The phases are in the following sequence: prophase, metaphase, anaphase, and telophase (see figure below). The movement of chromosomes is facilitated by a structure called the mitotic spindle, which consists of microtubules and associated proteins.

In which phase do chromosomes stop moving towards the Pole?

Cell Division: Anaphase

During mitotic anaphase and meiotic anaphase (anaphase I and II), the spindle fibers which are attached to the kinetochore proteins on the centromere of the chromosome depolymerizes, pulling the chromosomes towards the opposite poles.

Why do the chromosomes move to the Centre of the cell in metaphase?

Chromosomes line up at the metaphase plate, under tension from the mitotic spindle. The two sister chromatids of each chromosome are captured by microtubules from opposite spindle poles.

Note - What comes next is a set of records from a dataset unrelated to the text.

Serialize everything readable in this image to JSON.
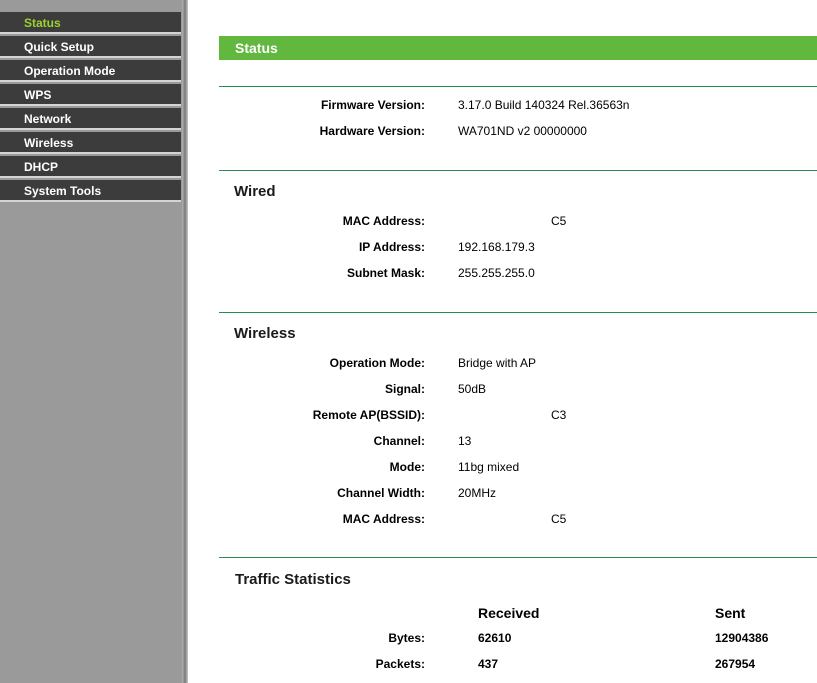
{
  "sidebar": {
    "items": [
      {
        "label": "Status",
        "active": true
      },
      {
        "label": "Quick Setup",
        "active": false
      },
      {
        "label": "Operation Mode",
        "active": false
      },
      {
        "label": "WPS",
        "active": false
      },
      {
        "label": "Network",
        "active": false
      },
      {
        "label": "Wireless",
        "active": false
      },
      {
        "label": "DHCP",
        "active": false
      },
      {
        "label": "System Tools",
        "active": false
      }
    ]
  },
  "header": {
    "title": "Status"
  },
  "info": {
    "firmware_label": "Firmware Version:",
    "firmware_value": "3.17.0 Build 140324 Rel.36563n",
    "hardware_label": "Hardware Version:",
    "hardware_value": "WA701ND v2 00000000"
  },
  "wired": {
    "title": "Wired",
    "mac_label": "MAC Address:",
    "mac_value": "C5",
    "ip_label": "IP Address:",
    "ip_value": "192.168.179.3",
    "mask_label": "Subnet Mask:",
    "mask_value": "255.255.255.0"
  },
  "wireless": {
    "title": "Wireless",
    "opmode_label": "Operation Mode:",
    "opmode_value": "Bridge with AP",
    "signal_label": "Signal:",
    "signal_value": "50dB",
    "remote_label": "Remote AP(BSSID):",
    "remote_value": "C3",
    "channel_label": "Channel:",
    "channel_value": "13",
    "mode_label": "Mode:",
    "mode_value": "11bg mixed",
    "width_label": "Channel Width:",
    "width_value": "20MHz",
    "mac_label": "MAC Address:",
    "mac_value": "C5"
  },
  "traffic": {
    "title": "Traffic Statistics",
    "received_label": "Received",
    "sent_label": "Sent",
    "bytes_label": "Bytes:",
    "bytes_received": "62610",
    "bytes_sent": "12904386",
    "packets_label": "Packets:",
    "packets_received": "437",
    "packets_sent": "267954"
  },
  "colors": {
    "accent": "#62b73e",
    "active_menu": "#9cd22e",
    "menu_bg": "#3c3c3c",
    "divider": "#2a8a55"
  }
}
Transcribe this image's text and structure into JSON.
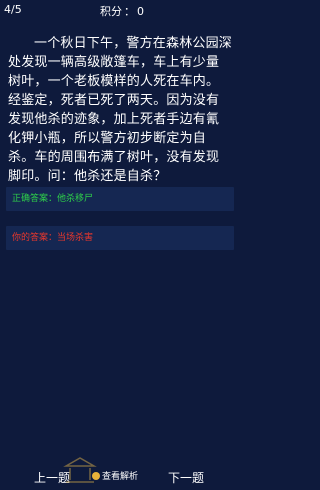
{
  "header": {
    "progress": "4/5",
    "score_label": "积分",
    "score_sep": "：",
    "score_value": "0"
  },
  "question": {
    "text": "一个秋日下午，警方在森林公园深处发现一辆高级敞篷车，车上有少量树叶，一个老板模样的人死在车内。经鉴定，死者已死了两天。因为没有发现他杀的迹象，加上死者手边有氰化钾小瓶，所以警方初步断定为自杀。车的周围布满了树叶，没有发现脚印。问：他杀还是自杀？"
  },
  "answers": {
    "correct_label": "正确答案：他杀移尸",
    "mine_label": "你的答案：当场杀害"
  },
  "footer": {
    "prev_label": "上一题",
    "analysis_label": "查看解析",
    "next_label": "下一题"
  },
  "colors": {
    "background": "#0e1a3c",
    "answer_box": "#152752",
    "correct": "#2ecf4a",
    "wrong": "#e8372c",
    "accent": "#e8b23a"
  },
  "icons": {
    "analysis": "magnifier-icon",
    "watermark": "temple-logo"
  }
}
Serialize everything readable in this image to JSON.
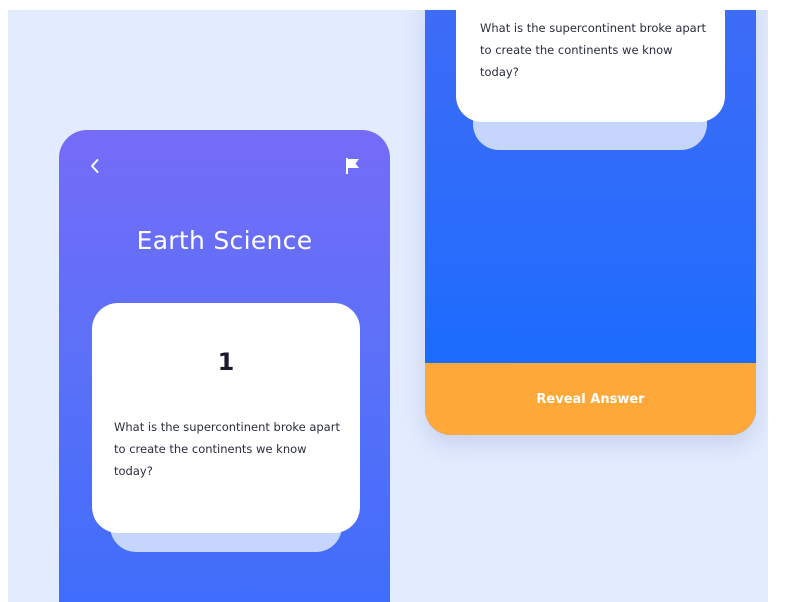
{
  "colors": {
    "background": "#e3ebfe",
    "left_gradient_top": "#756cf8",
    "left_gradient_bottom": "#3d6dfb",
    "right_gradient_top": "#3f6cf6",
    "right_gradient_bottom": "#136bfe",
    "card": "#ffffff",
    "card_stack": "#c6d5fb",
    "reveal_button": "#fea83a"
  },
  "left_screen": {
    "icons": {
      "back": "chevron-left-icon",
      "flag": "flag-icon"
    },
    "title": "Earth Science",
    "card": {
      "number": "1",
      "question": "What is the supercontinent broke apart to create the continents we know today?"
    }
  },
  "right_screen": {
    "card": {
      "question": "What is the supercontinent broke apart to create the continents we know today?"
    },
    "reveal_button": "Reveal Answer"
  }
}
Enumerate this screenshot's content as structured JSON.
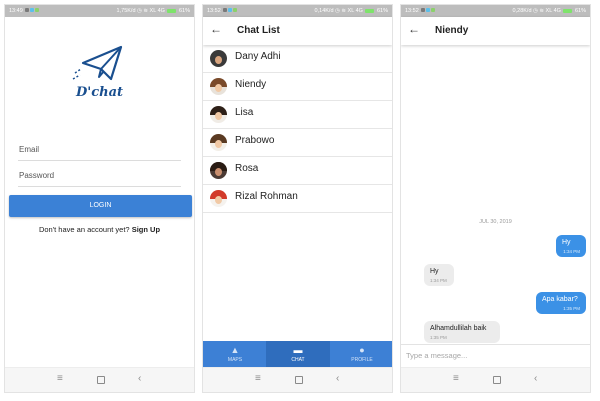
{
  "screens": {
    "login": {
      "status": {
        "time": "13:49",
        "speed": "1,75K/d",
        "network": "XL 4G",
        "battery": "61%"
      },
      "brand": "D'chat",
      "email_placeholder": "Email",
      "password_placeholder": "Password",
      "login_label": "LOGIN",
      "signup_prompt": "Don't have an account yet?",
      "signup_link": "Sign Up"
    },
    "chat_list": {
      "status": {
        "time": "13:52",
        "speed": "0,14K/d",
        "network": "XL 4G",
        "battery": "61%"
      },
      "title": "Chat List",
      "contacts": [
        {
          "name": "Dany Adhi"
        },
        {
          "name": "Niendy"
        },
        {
          "name": "Lisa"
        },
        {
          "name": "Prabowo"
        },
        {
          "name": "Rosa"
        },
        {
          "name": "Rizal Rohman"
        }
      ],
      "tabs": [
        {
          "label": "MAPS",
          "icon": "navigation-arrow-icon"
        },
        {
          "label": "CHAT",
          "icon": "chat-bubble-icon",
          "active": true
        },
        {
          "label": "PROFILE",
          "icon": "person-icon"
        }
      ]
    },
    "conversation": {
      "status": {
        "time": "13:52",
        "speed": "0,28K/d",
        "network": "XL 4G",
        "battery": "61%"
      },
      "title": "Niendy",
      "date_separator": "JUL 30, 2019",
      "messages": [
        {
          "text": "Hy",
          "time": "1:34 PM",
          "direction": "outgoing"
        },
        {
          "text": "Hy",
          "time": "1:34 PM",
          "direction": "incoming"
        },
        {
          "text": "Apa kabar?",
          "time": "1:35 PM",
          "direction": "outgoing"
        },
        {
          "text": "Alhamdullilah baik",
          "time": "1:35 PM",
          "direction": "incoming"
        }
      ],
      "input_placeholder": "Type a message..."
    }
  },
  "colors": {
    "primary": "#3b81d6",
    "tab_active": "#2f6dbd",
    "outgoing_bubble": "#3b91e6",
    "incoming_bubble": "#ececec",
    "brand": "#1a4f8f"
  }
}
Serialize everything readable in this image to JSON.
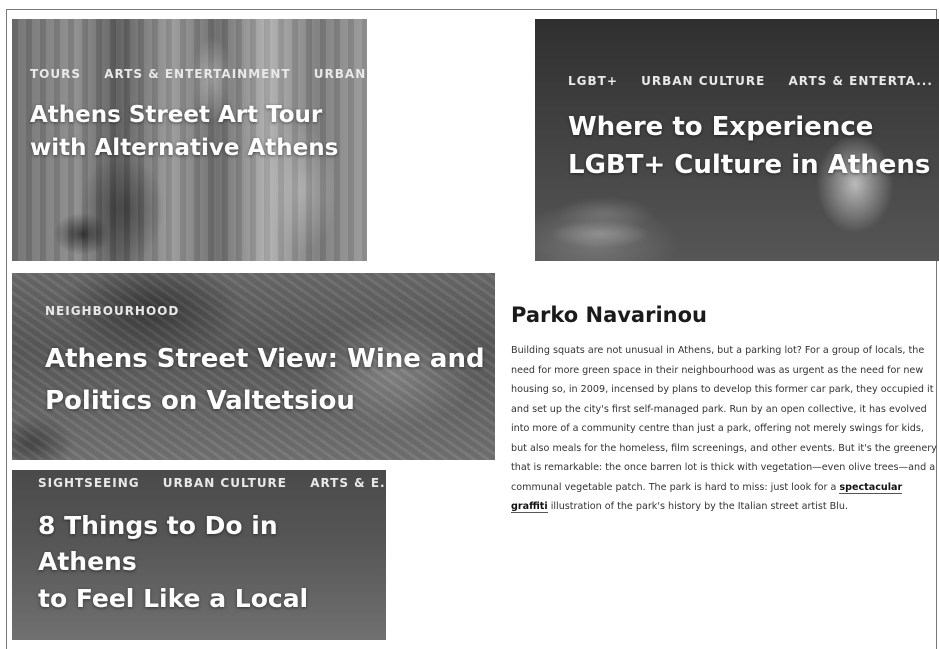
{
  "cards": [
    {
      "tags": [
        "TOURS",
        "ARTS & ENTERTAINMENT",
        "URBAN ..."
      ],
      "title_line1": "Athens Street Art Tour",
      "title_line2": "with Alternative Athens"
    },
    {
      "tags": [
        "LGBT+",
        "URBAN CULTURE",
        "ARTS & ENTERTA..."
      ],
      "title_line1": "Where to Experience",
      "title_line2": "LGBT+ Culture in Athens"
    },
    {
      "tags": [
        "NEIGHBOURHOOD"
      ],
      "title_line1": "Athens Street View: Wine and",
      "title_line2": "Politics on Valtetsiou"
    },
    {
      "tags": [
        "SIGHTSEEING",
        "URBAN CULTURE",
        "ARTS & E..."
      ],
      "title_line1": "8 Things to Do in Athens",
      "title_line2": "to Feel Like a Local"
    }
  ],
  "article": {
    "heading": "Parko Navarinou",
    "body_before_link": "Building squats are not unusual in Athens, but a parking lot? For a group of locals, the need for more green space in their neighbourhood was as urgent as the need for new housing so, in 2009, incensed by plans to develop this former car park, they occupied it and set up the city's first self-managed park. Run by an open collective, it has evolved into more of a community centre than just a park, offering not merely swings for kids, but also meals for the homeless, film screenings, and other events. But it's the greenery that is remarkable: the once barren lot is thick with vegetation—even olive trees—and a communal vegetable patch. The park is hard to miss: just look for a ",
    "link_text": "spectacular graffiti",
    "body_after_link": " illustration of the park's history by the Italian street artist Blu."
  }
}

In metaphase, the spindle has captured all the chromosomes and lined them up at the middle of the cell, ready to divide.

What change takes place in the chromosomes during this phase?

During metaphase, the “change phase,” all the chromosomes are aligned on a plane called the metaphase plate, or the equatorial plane, midway between the two poles of the cell. The sister chromatids are still tightly attached to each other by cohesin proteins. At this time, the chromosomes are maximally condensed.